Orioles Card "O" the Day

An intersection of two of my passions: baseball cards and the Baltimore Orioles. Updated daily?

Friday, May 23, 2008

Vintage Fridays: Paul Blair, 1974 Topps #92

This card comes from the days when Topps still printed a player's full name (first, middle, last) on the card back. In my childhood, this was the domain of Donruss. In the days before Baseball Reference, these cards provided an endless source of amusement. One of my favorite embarrassing middle names belonged to Mr. William Nuschler Clark. "Will the Thrill", indeed. I also remember the Ripken boys, Calvin Edwin and William Oliver. To see their uncommon middle names, you'd have to imagine that Mama Vi was a fan of Charles Dickens. Then there's the occasional error that would slip through Donruss' quality control. Bruce Lee Hurst is a pretty cool name, reminiscent of the kung fu film legend. But in 1991, his card back read Bruce "Vee" Hurst. That's just silly.

The back of this particular card lends an air of mystery to the defensively gifted center fielder lovingly known as "Motormouth". His name reads, "Paul L D Blair". No name, just initials. But are they even initials? You'll notice that there are no periods after "L" or "D". Quick trips to Baseball Reference and Wikipedia have his name in the same format, with no explanation as to why it is so. The Internet is not infallible, so I've consulted my bookshelf: one encyclopedia reads "Paul L. D. Blair", but Total Baseball is sans periods.

None of this brings me closer to an answer.
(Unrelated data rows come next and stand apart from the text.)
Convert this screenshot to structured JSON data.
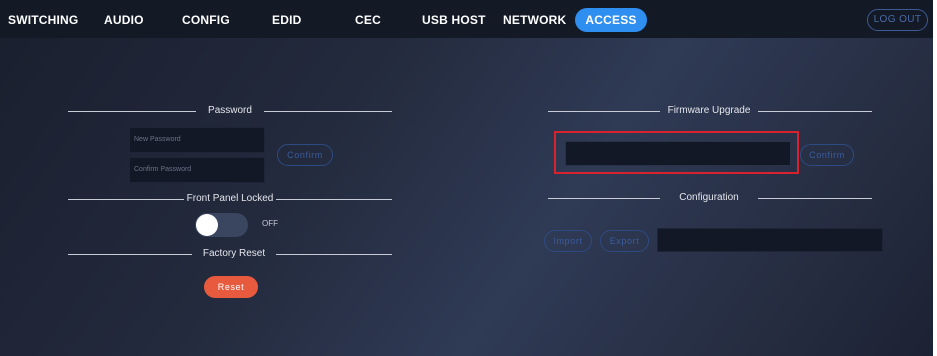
{
  "nav": {
    "items": [
      {
        "label": "SWITCHING"
      },
      {
        "label": "AUDIO"
      },
      {
        "label": "CONFIG"
      },
      {
        "label": "EDID"
      },
      {
        "label": "CEC"
      },
      {
        "label": "USB HOST"
      },
      {
        "label": "NETWORK"
      },
      {
        "label": "ACCESS",
        "active": true
      }
    ],
    "logout_label": "LOG OUT"
  },
  "password": {
    "title": "Password",
    "new_placeholder": "New Password",
    "confirm_placeholder": "Confirm Password",
    "confirm_button": "Confirm"
  },
  "front_panel": {
    "title": "Front Panel Locked",
    "toggle_state": "OFF"
  },
  "factory_reset": {
    "title": "Factory Reset",
    "reset_button": "Reset"
  },
  "firmware": {
    "title": "Firmware Upgrade",
    "confirm_button": "Confirm"
  },
  "configuration": {
    "title": "Configuration",
    "import_button": "Import",
    "export_button": "Export"
  },
  "colors": {
    "accent": "#2f8ff0",
    "reset": "#e85a3e",
    "highlight": "#d8232e"
  }
}
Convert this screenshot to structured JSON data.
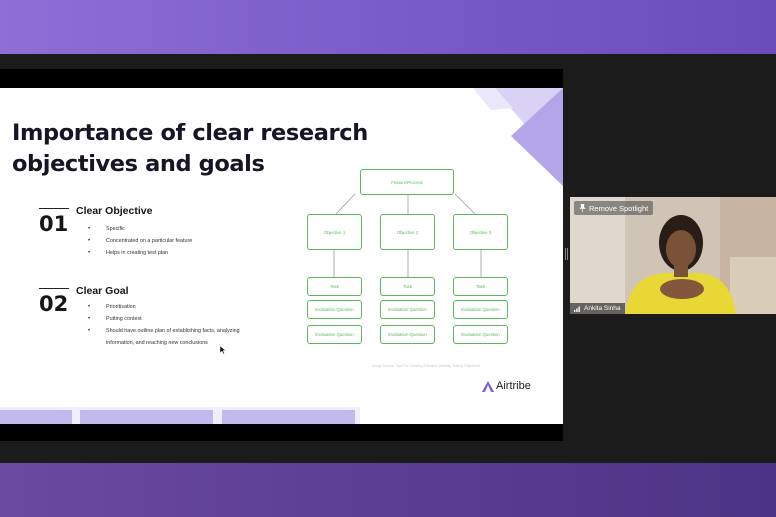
{
  "slide": {
    "title": "Importance of clear research\nobjectives and goals",
    "sections": [
      {
        "number": "01",
        "heading": "Clear Objective",
        "bullets": [
          "Specific",
          "Concentrated on a particular feature",
          "Helps in creating test plan"
        ]
      },
      {
        "number": "02",
        "heading": "Clear Goal",
        "bullets": [
          "Prioritisation",
          "Putting context",
          "Should have outline plan of establishing facts, analyzing",
          "information, and reaching new conclusions"
        ]
      }
    ],
    "diagram": {
      "root": "Feature/Process",
      "objectives": [
        "Objective 1",
        "Objective 2",
        "Objective 3"
      ],
      "task": "Task",
      "evaluation": "Evaluation Question"
    },
    "caption": "Image Source: Tips For Creating Effective Usability Testing Objectives",
    "brand": "Airtribe",
    "accent_color": "#5cb85c",
    "deco_color": "#b3a6e8"
  },
  "participant": {
    "spotlight_button": "Remove Spotlight",
    "name": "Ankita Sinha",
    "spotlight_icon": "pin-icon",
    "signal_icon": "signal-bars-icon"
  },
  "colors": {
    "top_band": "#8f6fd6",
    "bottom_band": "#5b3e92",
    "meeting_bg": "#1b1b1b"
  }
}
Is this a Harry S Truman situation, in which his parents couldn't agree on a middle name and compromised with the enigma of a letter or two? Or did he have some embarrassing Nuschler-esque monikers that he worked hard to bury at the onset of his baseball career? Inquiring minds want to know.

In the meantime, we can attach our own interpretations to Paul L D Blair. Might I suggest "Long Drive"? He was never much of a power hitter, though his solo home run clinched the Orioles' first World Series over the Dodgers in 1966. How about "Lord of Defense"? It's a little haughty, but if Michael Flatley gets to lord over something, then surely an eight-time Gold Glover should be able to flaunt it. Perhaps "Leather Dazzler"? Nope, that sounds more like an exotic dancer or a soap opera character. I'll open this one up to the rest of you.

What DOES the L D in Paul L D Blair signify?


Anonymous said...

I really wish the Orioles would bring back at least the caps that they had... ie the "cartoon" bird....

Have you noticed that once they canned the cartoon bird how the fortunes of the Orioles went downhill??

MMayes said...

I'm with you on the middle names on the card backs. I called in on our local radio station's trivia day once and the category I got was "We'll give you the nickname; you give the real name"

- Bake McBride; Arnold Ray McBride...they couldn't believe how quickly I'd rattle them off, just because I'd read them hundreds of times on the backs of baseball cards. Unfortunately, after getting McBride, Dizzy Dean, and Dusty Baker, I couldn't get Bip Roberts. I was more of a 70's collector than an 80's guy...